Chinese like the use of nicknames and hence Wan Chai has Wedding Card Street and Toy Street, my nickname for this lane is ‘Diet Aid’ Lane due to the overwhelming assault to your sense of smell as you enter this lane heading up to Wan Chai market. If you have a delicate stomach make sure to take a breath before you start your walk up this lane. As you walk along you will see a multitude of open-air shops selling very fresh fish and meat with a fancy dress shop thrown in for good measure. The butcher shop on the left at the lane doesn’t seem to like wastage and so you will see some quite unique cow parts hanging here.

At the end of this lane turn right along the market for one block then right again into Tai Yuen Street, it will become immediately obvious why this is nicknamed ‘Toy Street’. A great place to buy presents for children (or yourself) and also festive decorations. Halfway down on the left is Se Wong Sun, a shop selling snake products but their menu isn’t in English so best to go with a local friend if you are feeling adventurous. As is so typical in Chinese medicine, the snake meat and bile are thought to be powerful aphrodisiacs, personally, I’d rather eat oysters.

Continue your walk down and turn left onto Johnston Road and after a few minutes’ walk you will come to Lee Tung Avenue (The Avenue) on your left.
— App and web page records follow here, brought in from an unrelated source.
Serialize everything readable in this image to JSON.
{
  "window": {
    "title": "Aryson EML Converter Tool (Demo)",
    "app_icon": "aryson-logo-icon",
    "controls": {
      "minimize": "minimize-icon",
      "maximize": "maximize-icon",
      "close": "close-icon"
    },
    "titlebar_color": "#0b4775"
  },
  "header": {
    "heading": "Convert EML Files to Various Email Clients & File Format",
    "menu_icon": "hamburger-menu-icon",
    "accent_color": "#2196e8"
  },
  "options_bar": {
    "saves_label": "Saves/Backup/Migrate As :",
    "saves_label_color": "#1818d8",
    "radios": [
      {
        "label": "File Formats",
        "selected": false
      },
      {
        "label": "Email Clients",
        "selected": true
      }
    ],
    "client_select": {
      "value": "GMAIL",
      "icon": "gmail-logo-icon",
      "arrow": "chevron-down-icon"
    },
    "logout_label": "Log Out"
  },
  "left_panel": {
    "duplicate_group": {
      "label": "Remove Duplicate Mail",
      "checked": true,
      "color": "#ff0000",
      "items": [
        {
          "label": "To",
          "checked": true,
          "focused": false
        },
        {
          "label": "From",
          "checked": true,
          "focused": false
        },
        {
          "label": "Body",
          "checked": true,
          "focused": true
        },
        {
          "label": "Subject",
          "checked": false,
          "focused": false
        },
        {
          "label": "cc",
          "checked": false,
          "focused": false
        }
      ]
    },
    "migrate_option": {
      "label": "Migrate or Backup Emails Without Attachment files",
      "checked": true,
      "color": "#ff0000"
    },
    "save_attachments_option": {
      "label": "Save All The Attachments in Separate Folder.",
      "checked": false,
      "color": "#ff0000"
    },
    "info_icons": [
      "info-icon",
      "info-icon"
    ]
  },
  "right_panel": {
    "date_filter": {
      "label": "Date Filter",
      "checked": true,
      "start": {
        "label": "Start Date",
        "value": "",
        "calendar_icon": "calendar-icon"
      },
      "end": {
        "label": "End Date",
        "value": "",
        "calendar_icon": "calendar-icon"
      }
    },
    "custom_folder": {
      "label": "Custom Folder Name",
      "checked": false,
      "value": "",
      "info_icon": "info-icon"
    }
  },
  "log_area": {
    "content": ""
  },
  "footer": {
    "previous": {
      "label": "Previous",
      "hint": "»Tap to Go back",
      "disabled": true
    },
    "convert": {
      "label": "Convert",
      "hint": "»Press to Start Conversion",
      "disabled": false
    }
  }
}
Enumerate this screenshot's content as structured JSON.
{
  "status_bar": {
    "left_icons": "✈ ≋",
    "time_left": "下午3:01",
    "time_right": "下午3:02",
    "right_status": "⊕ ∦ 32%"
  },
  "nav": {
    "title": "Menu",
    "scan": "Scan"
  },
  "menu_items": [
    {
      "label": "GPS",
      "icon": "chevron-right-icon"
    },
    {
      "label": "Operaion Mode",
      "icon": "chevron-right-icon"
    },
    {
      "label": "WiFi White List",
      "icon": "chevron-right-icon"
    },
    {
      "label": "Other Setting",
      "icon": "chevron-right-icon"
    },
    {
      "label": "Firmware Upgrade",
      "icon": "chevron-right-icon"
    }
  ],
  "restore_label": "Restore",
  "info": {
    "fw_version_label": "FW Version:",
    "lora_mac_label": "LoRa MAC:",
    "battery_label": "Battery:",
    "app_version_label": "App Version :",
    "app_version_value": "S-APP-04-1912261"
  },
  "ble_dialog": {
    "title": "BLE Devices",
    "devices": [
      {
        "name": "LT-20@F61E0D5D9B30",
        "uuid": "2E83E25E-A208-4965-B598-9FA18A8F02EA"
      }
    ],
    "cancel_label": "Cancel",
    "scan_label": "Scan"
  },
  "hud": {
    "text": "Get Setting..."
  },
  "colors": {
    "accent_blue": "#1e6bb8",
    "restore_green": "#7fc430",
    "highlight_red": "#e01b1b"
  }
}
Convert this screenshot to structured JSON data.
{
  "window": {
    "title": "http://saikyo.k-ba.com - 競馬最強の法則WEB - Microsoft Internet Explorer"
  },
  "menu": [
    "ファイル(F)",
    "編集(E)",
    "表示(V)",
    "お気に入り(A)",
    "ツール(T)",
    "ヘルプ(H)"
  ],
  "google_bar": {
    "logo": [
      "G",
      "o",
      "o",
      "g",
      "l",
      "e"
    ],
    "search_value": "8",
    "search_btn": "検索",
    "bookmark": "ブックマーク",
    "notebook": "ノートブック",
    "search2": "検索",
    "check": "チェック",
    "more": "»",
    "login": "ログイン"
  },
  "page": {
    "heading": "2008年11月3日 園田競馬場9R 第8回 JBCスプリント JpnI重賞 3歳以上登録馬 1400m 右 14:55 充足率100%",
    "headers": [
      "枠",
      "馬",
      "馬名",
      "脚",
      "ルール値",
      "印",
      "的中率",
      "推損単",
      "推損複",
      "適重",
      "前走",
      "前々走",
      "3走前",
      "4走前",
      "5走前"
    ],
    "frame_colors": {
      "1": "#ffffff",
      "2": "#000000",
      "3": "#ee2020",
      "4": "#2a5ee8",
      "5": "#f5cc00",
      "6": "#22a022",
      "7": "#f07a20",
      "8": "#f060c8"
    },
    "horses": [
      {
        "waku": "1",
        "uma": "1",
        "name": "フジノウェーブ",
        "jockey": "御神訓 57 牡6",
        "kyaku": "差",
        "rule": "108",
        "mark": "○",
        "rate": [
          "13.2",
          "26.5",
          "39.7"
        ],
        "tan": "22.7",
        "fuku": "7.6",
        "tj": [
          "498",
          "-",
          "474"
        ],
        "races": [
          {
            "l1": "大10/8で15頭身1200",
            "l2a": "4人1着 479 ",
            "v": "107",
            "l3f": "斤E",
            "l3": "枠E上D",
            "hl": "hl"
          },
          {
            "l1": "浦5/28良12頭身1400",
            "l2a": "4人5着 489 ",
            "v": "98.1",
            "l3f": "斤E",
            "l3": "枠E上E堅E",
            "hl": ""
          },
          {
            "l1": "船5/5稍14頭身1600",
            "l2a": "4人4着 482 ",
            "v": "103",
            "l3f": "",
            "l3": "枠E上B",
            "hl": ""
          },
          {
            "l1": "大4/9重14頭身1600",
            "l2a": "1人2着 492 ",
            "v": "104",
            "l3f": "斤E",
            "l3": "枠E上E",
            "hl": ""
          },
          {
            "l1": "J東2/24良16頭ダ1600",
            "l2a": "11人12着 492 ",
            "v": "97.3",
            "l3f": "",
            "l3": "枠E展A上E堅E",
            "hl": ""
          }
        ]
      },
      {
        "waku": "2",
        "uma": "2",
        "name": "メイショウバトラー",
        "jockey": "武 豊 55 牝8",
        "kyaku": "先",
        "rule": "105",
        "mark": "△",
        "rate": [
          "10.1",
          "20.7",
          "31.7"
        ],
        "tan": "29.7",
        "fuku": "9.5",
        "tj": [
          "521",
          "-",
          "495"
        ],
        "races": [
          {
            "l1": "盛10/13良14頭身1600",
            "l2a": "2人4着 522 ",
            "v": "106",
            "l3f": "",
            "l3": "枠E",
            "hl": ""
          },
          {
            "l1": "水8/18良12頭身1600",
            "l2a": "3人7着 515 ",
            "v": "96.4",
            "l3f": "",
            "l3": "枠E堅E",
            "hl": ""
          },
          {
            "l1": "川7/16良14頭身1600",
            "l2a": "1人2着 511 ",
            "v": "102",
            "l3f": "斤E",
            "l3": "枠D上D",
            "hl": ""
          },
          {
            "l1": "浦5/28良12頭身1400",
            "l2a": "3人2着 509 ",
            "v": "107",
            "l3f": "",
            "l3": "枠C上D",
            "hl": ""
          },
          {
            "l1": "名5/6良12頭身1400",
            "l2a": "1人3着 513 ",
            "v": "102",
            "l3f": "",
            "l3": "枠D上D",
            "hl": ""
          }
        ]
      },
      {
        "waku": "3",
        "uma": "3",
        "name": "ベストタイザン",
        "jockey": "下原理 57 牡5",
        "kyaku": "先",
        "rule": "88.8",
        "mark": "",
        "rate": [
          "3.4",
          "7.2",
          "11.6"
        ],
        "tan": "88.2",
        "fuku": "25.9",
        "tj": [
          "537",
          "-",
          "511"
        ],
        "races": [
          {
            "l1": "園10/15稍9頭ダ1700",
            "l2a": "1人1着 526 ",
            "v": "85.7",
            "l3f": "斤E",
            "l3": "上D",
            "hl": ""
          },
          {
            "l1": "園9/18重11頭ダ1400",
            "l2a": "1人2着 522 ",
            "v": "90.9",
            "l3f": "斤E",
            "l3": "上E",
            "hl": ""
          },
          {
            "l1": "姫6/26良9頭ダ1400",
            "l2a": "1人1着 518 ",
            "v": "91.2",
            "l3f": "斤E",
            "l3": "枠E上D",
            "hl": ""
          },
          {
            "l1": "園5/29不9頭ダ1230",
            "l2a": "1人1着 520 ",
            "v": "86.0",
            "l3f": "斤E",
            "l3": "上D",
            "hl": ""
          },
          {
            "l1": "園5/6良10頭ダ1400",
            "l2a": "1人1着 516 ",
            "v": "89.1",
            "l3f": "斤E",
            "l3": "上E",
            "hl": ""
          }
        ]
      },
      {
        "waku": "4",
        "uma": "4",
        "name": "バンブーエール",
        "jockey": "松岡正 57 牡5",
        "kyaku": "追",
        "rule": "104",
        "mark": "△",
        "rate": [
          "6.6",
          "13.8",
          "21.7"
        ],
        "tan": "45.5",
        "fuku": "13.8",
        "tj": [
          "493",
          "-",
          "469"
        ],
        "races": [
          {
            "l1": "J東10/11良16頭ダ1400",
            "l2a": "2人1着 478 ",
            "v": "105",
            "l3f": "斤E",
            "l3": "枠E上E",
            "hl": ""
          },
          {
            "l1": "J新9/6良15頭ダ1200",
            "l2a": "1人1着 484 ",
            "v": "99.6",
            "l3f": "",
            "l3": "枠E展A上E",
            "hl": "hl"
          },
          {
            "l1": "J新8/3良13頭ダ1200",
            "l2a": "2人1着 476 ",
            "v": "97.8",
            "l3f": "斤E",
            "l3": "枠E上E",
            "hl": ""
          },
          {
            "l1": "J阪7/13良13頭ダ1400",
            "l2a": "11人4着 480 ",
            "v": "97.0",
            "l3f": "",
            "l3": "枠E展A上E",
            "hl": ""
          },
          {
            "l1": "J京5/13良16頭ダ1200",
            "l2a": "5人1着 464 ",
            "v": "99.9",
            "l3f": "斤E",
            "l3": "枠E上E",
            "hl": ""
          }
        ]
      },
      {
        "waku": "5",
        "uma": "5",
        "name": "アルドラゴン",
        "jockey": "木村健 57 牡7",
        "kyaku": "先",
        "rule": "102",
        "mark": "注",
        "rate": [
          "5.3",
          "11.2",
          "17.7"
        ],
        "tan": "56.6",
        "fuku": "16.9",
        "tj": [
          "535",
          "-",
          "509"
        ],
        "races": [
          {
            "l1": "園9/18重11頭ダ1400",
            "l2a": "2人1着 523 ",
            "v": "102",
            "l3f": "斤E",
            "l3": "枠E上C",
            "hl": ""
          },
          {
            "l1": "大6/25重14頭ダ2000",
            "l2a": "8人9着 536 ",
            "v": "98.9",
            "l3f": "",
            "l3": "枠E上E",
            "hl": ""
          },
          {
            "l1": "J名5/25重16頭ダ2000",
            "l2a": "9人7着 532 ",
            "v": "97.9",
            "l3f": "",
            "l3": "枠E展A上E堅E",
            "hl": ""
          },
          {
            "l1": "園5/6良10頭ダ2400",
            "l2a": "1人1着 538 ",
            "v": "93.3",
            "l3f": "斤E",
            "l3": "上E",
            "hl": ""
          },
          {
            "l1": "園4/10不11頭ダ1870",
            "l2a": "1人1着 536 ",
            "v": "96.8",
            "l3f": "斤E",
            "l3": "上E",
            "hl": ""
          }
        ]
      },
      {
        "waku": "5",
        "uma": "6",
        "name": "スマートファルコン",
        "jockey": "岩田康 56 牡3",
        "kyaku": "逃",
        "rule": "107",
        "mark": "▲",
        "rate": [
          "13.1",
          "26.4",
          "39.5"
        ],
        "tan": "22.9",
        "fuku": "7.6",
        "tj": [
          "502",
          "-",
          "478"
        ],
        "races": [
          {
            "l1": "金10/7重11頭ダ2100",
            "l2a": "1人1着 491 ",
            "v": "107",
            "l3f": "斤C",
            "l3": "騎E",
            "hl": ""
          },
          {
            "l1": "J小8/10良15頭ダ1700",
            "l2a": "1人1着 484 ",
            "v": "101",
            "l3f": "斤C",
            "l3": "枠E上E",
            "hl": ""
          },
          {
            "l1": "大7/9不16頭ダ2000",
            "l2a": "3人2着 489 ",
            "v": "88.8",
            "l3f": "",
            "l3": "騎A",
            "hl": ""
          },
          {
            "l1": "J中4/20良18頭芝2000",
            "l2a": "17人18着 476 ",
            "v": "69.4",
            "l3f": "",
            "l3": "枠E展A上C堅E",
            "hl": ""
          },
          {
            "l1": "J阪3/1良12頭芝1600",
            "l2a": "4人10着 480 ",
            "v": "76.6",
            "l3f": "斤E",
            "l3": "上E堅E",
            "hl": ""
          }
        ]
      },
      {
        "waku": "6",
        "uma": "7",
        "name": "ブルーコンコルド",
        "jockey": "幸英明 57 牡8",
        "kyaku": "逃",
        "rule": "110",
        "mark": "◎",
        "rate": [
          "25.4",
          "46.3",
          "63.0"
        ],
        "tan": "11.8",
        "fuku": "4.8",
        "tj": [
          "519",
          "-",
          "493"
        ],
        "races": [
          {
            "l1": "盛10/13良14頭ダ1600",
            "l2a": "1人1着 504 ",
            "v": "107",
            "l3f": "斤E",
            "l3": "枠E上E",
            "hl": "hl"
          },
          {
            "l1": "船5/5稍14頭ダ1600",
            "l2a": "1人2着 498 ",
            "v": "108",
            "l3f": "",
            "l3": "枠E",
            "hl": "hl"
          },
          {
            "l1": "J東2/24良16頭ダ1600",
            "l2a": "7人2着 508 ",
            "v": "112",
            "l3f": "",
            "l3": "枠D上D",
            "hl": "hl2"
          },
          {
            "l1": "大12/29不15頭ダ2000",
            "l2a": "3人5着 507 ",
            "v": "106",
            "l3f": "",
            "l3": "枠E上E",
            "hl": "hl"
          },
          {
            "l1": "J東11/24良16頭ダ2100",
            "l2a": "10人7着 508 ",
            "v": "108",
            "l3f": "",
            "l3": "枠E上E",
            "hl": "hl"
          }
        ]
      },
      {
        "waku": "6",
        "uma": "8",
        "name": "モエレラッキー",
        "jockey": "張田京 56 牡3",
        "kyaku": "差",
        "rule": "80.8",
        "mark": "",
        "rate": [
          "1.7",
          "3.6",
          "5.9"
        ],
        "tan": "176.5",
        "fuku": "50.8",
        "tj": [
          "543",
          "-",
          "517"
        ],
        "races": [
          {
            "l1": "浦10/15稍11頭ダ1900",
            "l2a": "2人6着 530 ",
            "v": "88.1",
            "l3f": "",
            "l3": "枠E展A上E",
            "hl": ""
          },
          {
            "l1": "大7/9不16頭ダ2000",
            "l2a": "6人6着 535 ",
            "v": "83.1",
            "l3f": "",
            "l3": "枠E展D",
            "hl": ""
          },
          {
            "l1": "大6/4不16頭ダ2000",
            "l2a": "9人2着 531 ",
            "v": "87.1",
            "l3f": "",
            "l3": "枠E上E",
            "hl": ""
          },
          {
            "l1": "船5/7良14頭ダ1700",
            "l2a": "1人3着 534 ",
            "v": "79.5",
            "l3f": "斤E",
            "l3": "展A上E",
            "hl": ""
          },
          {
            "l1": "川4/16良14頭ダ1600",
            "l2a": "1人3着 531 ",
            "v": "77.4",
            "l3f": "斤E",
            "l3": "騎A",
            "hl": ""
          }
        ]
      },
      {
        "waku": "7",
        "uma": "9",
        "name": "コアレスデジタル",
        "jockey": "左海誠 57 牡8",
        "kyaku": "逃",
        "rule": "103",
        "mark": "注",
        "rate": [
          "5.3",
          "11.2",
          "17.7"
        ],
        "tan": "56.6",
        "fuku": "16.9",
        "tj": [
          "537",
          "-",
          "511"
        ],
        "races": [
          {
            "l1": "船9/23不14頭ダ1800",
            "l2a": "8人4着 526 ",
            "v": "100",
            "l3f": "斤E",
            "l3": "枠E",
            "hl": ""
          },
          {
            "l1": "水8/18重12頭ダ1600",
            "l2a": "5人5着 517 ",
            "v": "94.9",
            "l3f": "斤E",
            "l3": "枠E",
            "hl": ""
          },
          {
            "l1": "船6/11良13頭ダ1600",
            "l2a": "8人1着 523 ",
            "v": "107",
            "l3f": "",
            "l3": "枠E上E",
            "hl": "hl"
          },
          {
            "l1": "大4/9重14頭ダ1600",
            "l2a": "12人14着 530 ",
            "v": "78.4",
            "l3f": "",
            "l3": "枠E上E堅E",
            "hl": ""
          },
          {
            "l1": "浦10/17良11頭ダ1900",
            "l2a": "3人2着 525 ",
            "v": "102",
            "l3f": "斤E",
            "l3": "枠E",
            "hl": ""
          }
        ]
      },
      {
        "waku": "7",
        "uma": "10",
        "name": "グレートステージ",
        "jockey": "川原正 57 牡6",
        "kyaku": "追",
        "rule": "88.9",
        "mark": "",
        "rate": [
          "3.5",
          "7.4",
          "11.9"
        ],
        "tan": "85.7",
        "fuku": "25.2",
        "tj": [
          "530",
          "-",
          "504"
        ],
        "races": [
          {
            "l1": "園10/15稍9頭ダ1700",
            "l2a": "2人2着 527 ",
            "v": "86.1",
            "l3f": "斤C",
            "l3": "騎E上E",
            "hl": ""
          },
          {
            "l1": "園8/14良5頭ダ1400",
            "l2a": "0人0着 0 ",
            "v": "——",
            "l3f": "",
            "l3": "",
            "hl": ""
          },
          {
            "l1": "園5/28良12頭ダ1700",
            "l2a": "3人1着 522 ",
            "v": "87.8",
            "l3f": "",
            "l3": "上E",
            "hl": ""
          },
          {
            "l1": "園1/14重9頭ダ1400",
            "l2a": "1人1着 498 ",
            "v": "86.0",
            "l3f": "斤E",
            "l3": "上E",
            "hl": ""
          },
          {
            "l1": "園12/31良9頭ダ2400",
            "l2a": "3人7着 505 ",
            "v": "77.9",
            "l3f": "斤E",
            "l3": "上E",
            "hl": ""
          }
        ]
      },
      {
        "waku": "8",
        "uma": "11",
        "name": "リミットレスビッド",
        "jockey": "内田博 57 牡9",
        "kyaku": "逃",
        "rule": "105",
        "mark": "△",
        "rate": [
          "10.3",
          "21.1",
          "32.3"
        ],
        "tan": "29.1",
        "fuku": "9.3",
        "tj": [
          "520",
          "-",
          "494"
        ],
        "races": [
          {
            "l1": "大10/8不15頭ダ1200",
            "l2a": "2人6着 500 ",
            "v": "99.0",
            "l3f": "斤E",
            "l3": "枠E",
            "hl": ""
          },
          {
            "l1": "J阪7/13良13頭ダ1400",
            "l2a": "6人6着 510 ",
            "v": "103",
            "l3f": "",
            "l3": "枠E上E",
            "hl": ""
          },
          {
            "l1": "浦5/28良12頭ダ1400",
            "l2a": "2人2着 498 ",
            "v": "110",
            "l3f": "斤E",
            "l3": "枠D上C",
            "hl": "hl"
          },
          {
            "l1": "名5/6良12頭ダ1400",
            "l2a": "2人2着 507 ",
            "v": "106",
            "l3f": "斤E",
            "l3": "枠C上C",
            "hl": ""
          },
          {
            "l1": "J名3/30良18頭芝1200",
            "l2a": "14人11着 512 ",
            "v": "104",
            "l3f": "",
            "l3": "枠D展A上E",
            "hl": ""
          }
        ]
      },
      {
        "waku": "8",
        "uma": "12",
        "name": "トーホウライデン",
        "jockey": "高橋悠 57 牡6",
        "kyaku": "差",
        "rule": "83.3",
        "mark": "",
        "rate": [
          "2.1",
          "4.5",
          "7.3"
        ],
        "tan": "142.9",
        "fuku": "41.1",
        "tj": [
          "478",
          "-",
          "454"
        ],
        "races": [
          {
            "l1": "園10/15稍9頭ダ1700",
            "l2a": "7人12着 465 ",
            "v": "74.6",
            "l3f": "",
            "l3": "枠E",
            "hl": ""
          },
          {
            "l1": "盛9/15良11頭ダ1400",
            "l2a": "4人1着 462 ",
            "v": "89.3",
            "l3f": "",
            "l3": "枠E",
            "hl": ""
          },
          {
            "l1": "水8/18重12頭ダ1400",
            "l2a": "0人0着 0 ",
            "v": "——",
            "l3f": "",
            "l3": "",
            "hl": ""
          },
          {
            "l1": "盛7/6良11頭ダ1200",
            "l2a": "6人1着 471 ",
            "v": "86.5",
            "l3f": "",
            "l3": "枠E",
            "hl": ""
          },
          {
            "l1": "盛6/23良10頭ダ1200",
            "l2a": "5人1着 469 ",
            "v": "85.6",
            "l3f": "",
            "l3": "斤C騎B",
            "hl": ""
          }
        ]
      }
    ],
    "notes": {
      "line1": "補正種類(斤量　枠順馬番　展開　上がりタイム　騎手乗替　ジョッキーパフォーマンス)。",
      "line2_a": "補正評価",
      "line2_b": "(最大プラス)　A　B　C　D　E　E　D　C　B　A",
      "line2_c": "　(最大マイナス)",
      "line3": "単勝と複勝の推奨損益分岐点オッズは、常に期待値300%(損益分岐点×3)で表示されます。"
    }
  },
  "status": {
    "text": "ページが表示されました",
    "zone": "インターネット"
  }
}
The Avenue is a new housing development which has a 200 metre pedestrianised area down the middle between Johnston Road and Queen’s Road East – a delight from the usual traffic onslaught. As you stroll up the middle of The Avenue you are delighted by the long row of red lanterns and bronze statues; an excellent photo opportunity and great place to take your visitors. The Avenue was previously ‘Wedding Card Street’ and to honour this fact in the middle of The Avenue you can take escalators down and here you will find shops selling items pertaining to weddings such as wedding invites, tea, jewellery and cakes.

A branch of the Wing Wah bakery chain sells traditional Chinese wedding cakes (marry girl or dowry cakes) – sponge cakes filled with different types of paste (lotus, green mung bean) stamped in red on the top with the double happiness symbol. These can be given in cute little red presentation boxes which they also sell. Another Cantonese treat is sweetheart cake or ‘Wife Cake’ which is made with flaky pastry, winter melon, almond paste, sesame and spiced with five spice powder. Wing Wah also has a great window display of traditional Chinese wedding items. You won’t lack for food as along The Avenue there are numerous different food places such as Le Pain Quotidien and Hei House. Go to their website - www.leetungavenue. com.hk if you want to know more about the shops, restaurants and activities on The Avenue.

By Frances Nicholls